→ **Activity**
In the material below, how many lines include the word "zoom"? Write only the number.

◆ ◆ ◆

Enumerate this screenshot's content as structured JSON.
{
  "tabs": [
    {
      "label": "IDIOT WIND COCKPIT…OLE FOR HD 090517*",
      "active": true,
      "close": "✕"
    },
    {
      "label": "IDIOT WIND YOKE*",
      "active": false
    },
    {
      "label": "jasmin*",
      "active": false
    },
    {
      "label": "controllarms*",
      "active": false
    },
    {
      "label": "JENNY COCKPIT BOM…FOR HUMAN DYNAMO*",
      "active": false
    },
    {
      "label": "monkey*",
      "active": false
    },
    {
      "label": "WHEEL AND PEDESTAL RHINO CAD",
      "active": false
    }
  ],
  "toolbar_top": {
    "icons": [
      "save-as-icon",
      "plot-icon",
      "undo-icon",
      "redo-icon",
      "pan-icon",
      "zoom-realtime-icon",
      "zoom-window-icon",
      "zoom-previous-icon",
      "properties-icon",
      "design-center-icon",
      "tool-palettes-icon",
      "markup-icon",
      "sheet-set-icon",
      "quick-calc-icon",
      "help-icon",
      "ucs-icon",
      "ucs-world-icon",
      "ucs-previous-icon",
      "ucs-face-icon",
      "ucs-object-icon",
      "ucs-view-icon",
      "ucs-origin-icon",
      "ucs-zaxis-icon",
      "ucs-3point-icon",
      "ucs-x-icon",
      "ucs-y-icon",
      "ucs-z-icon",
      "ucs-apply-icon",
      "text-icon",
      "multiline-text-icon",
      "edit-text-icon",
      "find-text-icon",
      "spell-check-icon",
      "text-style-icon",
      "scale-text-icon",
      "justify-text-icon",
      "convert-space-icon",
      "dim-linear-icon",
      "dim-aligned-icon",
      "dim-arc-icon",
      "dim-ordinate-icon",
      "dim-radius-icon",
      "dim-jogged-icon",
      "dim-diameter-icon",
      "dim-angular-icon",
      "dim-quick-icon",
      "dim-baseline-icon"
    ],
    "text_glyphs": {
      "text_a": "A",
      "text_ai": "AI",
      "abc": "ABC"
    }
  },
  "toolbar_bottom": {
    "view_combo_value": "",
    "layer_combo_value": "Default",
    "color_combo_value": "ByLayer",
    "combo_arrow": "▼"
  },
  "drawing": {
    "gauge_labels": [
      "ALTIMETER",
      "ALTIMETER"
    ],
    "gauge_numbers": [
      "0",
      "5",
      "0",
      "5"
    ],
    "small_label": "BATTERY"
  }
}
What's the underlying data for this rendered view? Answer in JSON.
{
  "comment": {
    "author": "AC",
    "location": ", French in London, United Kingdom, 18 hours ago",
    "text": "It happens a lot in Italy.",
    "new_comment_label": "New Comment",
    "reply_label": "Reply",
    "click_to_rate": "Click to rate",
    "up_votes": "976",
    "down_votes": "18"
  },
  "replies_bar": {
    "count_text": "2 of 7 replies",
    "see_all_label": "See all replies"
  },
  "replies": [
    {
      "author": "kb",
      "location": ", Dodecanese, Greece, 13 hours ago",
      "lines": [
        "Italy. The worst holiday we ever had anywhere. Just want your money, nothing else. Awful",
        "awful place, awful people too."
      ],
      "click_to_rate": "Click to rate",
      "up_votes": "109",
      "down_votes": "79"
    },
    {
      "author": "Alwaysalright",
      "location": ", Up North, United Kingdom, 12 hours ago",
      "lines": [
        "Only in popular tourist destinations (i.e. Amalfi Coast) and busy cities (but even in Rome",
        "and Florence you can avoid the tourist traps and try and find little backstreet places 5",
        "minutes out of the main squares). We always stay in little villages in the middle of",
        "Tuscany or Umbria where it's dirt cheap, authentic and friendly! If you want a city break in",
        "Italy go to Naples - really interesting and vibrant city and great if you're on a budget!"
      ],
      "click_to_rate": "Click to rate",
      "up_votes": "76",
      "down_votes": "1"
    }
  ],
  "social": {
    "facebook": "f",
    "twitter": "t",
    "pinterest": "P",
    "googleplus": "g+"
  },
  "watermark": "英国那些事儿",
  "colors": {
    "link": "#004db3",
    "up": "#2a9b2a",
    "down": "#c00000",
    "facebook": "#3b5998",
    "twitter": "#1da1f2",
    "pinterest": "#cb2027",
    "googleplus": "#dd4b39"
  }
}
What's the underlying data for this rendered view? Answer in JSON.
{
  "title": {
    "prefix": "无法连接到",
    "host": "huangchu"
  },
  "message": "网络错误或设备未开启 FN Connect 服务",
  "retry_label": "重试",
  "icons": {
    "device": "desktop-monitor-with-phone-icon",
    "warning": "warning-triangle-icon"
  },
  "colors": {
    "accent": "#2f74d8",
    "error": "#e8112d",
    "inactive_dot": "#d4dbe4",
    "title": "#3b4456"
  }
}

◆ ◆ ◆

→ **Solution to the exercise**
3